On my walk this morning, I noticed that all the trees in my neighborhood are full of leaves now. I don’t know the names of all of them, but my crepe myrtle’s spindly branches are now fully covered.
I don’t know if it is my imagination, but if trees really do help with oxygenating the air, then I got a good dose this morning. Maybe it is the drenching we’ve received from the El Niño rains, because from the thickness of leaves on branches, summer is near. Breathe deep their gift of clean air, O Southern California!
In thinking about all the trees I pass by and walk under in my neighborhood, I remembered the first line of this well-known poem:“I think that I shall never see a poem lovely as a tree…” But I could not go on, so I looked it up. I was very surprised by the rest of it, part prayer/part tree as source of life. And I don’t think I realized it was so old. It is very touching.
I think that I shall never see
A poem lovely as a tree.
A tree whose hungry mouth is prest
Against the sweet earth’s flowing breast;
A tree that looks at God all day,
And lifts her leafy arms to pray;
A tree that may in summer wear
A nest of robins in her hair;
Upon whose bosom snow has lain;
Who intimately lives with rain.

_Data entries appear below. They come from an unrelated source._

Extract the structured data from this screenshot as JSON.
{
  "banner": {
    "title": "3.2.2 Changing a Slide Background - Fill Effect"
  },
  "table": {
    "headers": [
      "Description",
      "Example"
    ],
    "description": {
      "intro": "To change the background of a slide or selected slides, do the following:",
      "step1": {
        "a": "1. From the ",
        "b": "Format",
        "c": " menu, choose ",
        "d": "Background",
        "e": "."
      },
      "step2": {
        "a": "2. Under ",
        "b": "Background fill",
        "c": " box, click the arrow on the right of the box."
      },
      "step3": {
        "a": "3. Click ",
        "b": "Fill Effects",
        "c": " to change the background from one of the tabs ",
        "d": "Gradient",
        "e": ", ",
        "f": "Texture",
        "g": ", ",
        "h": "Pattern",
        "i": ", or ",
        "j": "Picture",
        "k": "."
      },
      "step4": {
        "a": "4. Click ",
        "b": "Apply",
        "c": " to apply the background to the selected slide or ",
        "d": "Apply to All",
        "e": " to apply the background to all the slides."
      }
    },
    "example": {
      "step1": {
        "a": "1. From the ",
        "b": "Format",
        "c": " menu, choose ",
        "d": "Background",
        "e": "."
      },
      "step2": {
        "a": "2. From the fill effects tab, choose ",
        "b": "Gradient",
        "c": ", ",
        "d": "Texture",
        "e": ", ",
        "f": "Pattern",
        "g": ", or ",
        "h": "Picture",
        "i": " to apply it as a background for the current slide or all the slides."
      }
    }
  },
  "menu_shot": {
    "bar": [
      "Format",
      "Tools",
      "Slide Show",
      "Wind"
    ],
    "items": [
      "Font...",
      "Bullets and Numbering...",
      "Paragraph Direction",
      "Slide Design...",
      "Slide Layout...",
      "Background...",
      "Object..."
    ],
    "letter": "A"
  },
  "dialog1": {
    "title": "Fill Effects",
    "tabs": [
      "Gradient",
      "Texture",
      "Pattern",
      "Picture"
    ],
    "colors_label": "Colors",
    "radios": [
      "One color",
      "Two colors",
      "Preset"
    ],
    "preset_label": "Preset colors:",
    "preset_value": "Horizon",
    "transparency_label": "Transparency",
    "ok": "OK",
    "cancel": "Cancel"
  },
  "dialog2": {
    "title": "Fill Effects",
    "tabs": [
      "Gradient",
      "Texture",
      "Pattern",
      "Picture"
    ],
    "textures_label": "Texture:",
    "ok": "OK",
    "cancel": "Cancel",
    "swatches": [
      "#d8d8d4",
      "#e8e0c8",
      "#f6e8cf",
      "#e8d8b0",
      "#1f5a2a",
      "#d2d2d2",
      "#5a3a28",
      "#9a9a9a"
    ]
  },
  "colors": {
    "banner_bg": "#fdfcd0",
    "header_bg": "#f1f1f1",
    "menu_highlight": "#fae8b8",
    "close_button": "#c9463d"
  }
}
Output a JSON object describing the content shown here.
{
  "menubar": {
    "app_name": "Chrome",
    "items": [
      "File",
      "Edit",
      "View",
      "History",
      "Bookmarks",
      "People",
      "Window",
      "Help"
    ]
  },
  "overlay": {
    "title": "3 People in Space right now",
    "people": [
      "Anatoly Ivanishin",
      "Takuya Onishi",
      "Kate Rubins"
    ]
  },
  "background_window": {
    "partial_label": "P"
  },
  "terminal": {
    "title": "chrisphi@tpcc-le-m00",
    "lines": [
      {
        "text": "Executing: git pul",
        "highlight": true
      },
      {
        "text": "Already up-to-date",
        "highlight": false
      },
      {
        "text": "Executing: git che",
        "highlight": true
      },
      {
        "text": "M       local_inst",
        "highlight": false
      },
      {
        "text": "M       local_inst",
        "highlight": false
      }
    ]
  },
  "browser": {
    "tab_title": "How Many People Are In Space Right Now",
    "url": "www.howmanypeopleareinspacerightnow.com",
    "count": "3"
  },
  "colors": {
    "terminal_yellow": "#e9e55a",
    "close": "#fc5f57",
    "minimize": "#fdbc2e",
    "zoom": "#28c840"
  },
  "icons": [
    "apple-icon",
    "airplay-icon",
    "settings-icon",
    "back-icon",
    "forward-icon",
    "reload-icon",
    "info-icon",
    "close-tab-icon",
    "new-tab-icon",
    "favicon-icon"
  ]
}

Poems are made by fools like me,
But only God can make a tree.
Alfred Joyce Kilmer. 1886–1918